Gum disease (also known as periodontal disease) is one of the most common health problems on the planet – in fact, studies indicate that up to 80% of the population may be currently experiencing it, whether they’re aware of it or not. Gum disease is defined as a bacterial oral infection, and while it may seem relatively mild in the beginning, untreated cases can lead to destructive consequences, including bone deterioration and tooth loss. Research has shown that it may even negatively contribute to whole-body disorders like heart disease and diabetes. At Flawless Smile Dentistry, our doctors takes this threat very seriously, and they and the rest of our team will work with you to diagnose and treat your condition as early on as possible. Contact our Claremore office to schedule an appointment today!
Do I Have Gum Disease?
There are several risk factors associated with gum disease, including smoking, tobacco use, the presence of diabetes, routine stress, certain medications, bruxism, and (of course) poor oral hygiene. Patients can keep an eye out for the following symptoms as well, which are clear indications of an infection:
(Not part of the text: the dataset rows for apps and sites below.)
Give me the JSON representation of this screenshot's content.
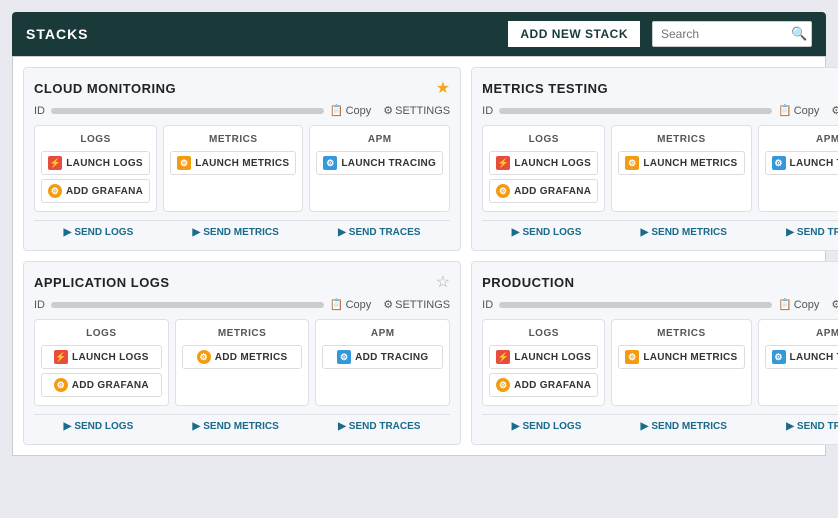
{
  "header": {
    "title": "STACKS",
    "add_button_label": "ADD NEW STACK",
    "search_placeholder": "Search"
  },
  "stacks": [
    {
      "id": "stack-cloud-monitoring",
      "title": "CLOUD MONITORING",
      "starred": true,
      "id_label": "ID",
      "copy_label": "Copy",
      "settings_label": "SETTINGS",
      "services": [
        {
          "label": "LOGS",
          "buttons": [
            {
              "id": "launch-logs-1",
              "text": "LAUNCH LOGS",
              "icon_type": "logs"
            },
            {
              "id": "add-grafana-1",
              "text": "ADD GRAFANA",
              "icon_type": "grafana"
            }
          ]
        },
        {
          "label": "METRICS",
          "buttons": [
            {
              "id": "launch-metrics-1",
              "text": "LAUNCH METRICS",
              "icon_type": "metrics"
            }
          ]
        },
        {
          "label": "APM",
          "buttons": [
            {
              "id": "launch-tracing-1",
              "text": "LAUNCH TRACING",
              "icon_type": "apm"
            }
          ]
        }
      ],
      "bottom_links": [
        {
          "id": "send-logs-1",
          "text": "SEND LOGS"
        },
        {
          "id": "send-metrics-1",
          "text": "SEND METRICS"
        },
        {
          "id": "send-traces-1",
          "text": "SEND TRACES"
        }
      ]
    },
    {
      "id": "stack-metrics-testing",
      "title": "METRICS TESTING",
      "starred": false,
      "id_label": "ID",
      "copy_label": "Copy",
      "settings_label": "SETTINGS",
      "services": [
        {
          "label": "LOGS",
          "buttons": [
            {
              "id": "launch-logs-2",
              "text": "LAUNCH LOGS",
              "icon_type": "logs"
            },
            {
              "id": "add-grafana-2",
              "text": "ADD GRAFANA",
              "icon_type": "grafana"
            }
          ]
        },
        {
          "label": "METRICS",
          "buttons": [
            {
              "id": "launch-metrics-2",
              "text": "LAUNCH METRICS",
              "icon_type": "metrics"
            }
          ]
        },
        {
          "label": "APM",
          "buttons": [
            {
              "id": "launch-tracing-2",
              "text": "LAUNCH TRACING",
              "icon_type": "apm"
            }
          ]
        }
      ],
      "bottom_links": [
        {
          "id": "send-logs-2",
          "text": "SEND LOGS"
        },
        {
          "id": "send-metrics-2",
          "text": "SEND METRICS"
        },
        {
          "id": "send-traces-2",
          "text": "SEND TRACES"
        }
      ]
    },
    {
      "id": "stack-application-logs",
      "title": "APPLICATION LOGS",
      "starred": false,
      "id_label": "ID",
      "copy_label": "Copy",
      "settings_label": "SETTINGS",
      "services": [
        {
          "label": "LOGS",
          "buttons": [
            {
              "id": "launch-logs-3",
              "text": "LAUNCH LOGS",
              "icon_type": "logs"
            },
            {
              "id": "add-grafana-3",
              "text": "ADD GRAFANA",
              "icon_type": "grafana"
            }
          ]
        },
        {
          "label": "METRICS",
          "buttons": [
            {
              "id": "add-metrics-3",
              "text": "ADD METRICS",
              "icon_type": "add-metrics"
            }
          ]
        },
        {
          "label": "APM",
          "buttons": [
            {
              "id": "add-tracing-3",
              "text": "ADD TRACING",
              "icon_type": "add-tracing"
            }
          ]
        }
      ],
      "bottom_links": [
        {
          "id": "send-logs-3",
          "text": "SEND LOGS"
        },
        {
          "id": "send-metrics-3",
          "text": "SEND METRICS"
        },
        {
          "id": "send-traces-3",
          "text": "SEND TRACES"
        }
      ]
    },
    {
      "id": "stack-production",
      "title": "PRODUCTION",
      "starred": false,
      "id_label": "ID",
      "copy_label": "Copy",
      "settings_label": "SETTINGS",
      "services": [
        {
          "label": "LOGS",
          "buttons": [
            {
              "id": "launch-logs-4",
              "text": "LAUNCH LOGS",
              "icon_type": "logs"
            },
            {
              "id": "add-grafana-4",
              "text": "ADD GRAFANA",
              "icon_type": "grafana"
            }
          ]
        },
        {
          "label": "METRICS",
          "buttons": [
            {
              "id": "launch-metrics-4",
              "text": "LAUNCH METRICS",
              "icon_type": "metrics"
            }
          ]
        },
        {
          "label": "APM",
          "buttons": [
            {
              "id": "launch-tracing-4",
              "text": "LAUNCH TRACING",
              "icon_type": "apm"
            }
          ]
        }
      ],
      "bottom_links": [
        {
          "id": "send-logs-4",
          "text": "SEND LOGS"
        },
        {
          "id": "send-metrics-4",
          "text": "SEND METRICS"
        },
        {
          "id": "send-traces-4",
          "text": "SEND TRACES"
        }
      ]
    }
  ]
}
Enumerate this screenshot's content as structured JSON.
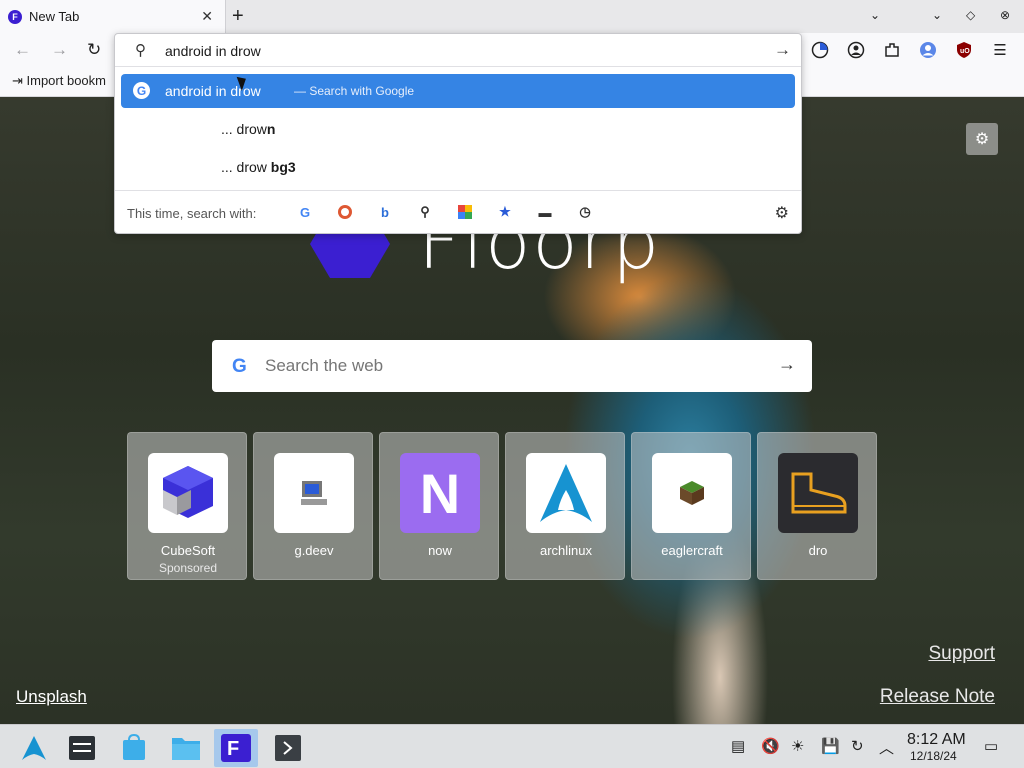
{
  "tab": {
    "title": "New Tab",
    "close_glyph": "✕"
  },
  "tabbar": {
    "new_tab_glyph": "+",
    "chevron": "⌄",
    "minimize": "⌄",
    "diamond": "◇",
    "close": "⊗"
  },
  "bookmarks": {
    "import_label": "⇥ Import bookm"
  },
  "urlbar": {
    "value": "android in drow",
    "suggestions": [
      {
        "text": "android in drow",
        "hint": "— Search with Google"
      },
      {
        "prefix": "... drow",
        "suffix": "n"
      },
      {
        "prefix": "... drow ",
        "suffix": "bg3"
      }
    ],
    "search_with_label": "This time, search with:",
    "engines": [
      "google-icon",
      "duckduckgo-icon",
      "bing-icon",
      "search-icon",
      "photos-icon",
      "bookmarks-icon",
      "tabs-icon",
      "history-icon"
    ]
  },
  "page": {
    "brand": "Floorp",
    "search_placeholder": "Search the web",
    "tiles": [
      {
        "label": "CubeSoft",
        "sub": "Sponsored",
        "icon": "cube-icon"
      },
      {
        "label": "g.deev",
        "sub": "",
        "icon": "computer-icon"
      },
      {
        "label": "now",
        "sub": "",
        "icon": "N"
      },
      {
        "label": "archlinux",
        "sub": "",
        "icon": "arch-icon"
      },
      {
        "label": "eaglercraft",
        "sub": "",
        "icon": "grass-block-icon"
      },
      {
        "label": "dro",
        "sub": "",
        "icon": "boot-icon"
      }
    ],
    "unsplash": "Unsplash",
    "support": "Support",
    "release_note": "Release Note"
  },
  "taskbar": {
    "time": "8:12 AM",
    "date": "12/18/24"
  },
  "colors": {
    "accent": "#3584e4",
    "brand": "#3b1fd1"
  }
}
- Oral bleeding that occurs while brushing and flossing
- Gum tissue that’s excessively red, swollen, or tender to the touch
- Excessive bad breath that isn’t alleviated with oral hygiene/mouthwash use
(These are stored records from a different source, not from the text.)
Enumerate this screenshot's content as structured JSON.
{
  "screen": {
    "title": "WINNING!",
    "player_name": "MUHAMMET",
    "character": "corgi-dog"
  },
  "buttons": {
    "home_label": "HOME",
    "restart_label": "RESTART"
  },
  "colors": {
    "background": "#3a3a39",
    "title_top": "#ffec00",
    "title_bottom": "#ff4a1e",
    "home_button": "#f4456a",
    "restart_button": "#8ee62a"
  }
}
- Teeth that appear gradually longer over time (a sign of gum recession)
Once our doctors has successfully identified the presence of gum disease, our recommendation for treatment will depend on the severity of your condition. In early cases, more frequent hygiene appointments may be all that’s necessary to help reverse any mild irritation and damage. Once the condition has progressed, scaling and root planing is an in-depth cleaning that can help patients avoid the need for surgical intervention; the process involves cleaning away bacteria from under the gum line and the rough tooth root surfaces. Alternatively, state-of-the-art soft tissue treatment can eliminate diseased tissue precisely and comfortably; most patients don’t even require sutures afterwards.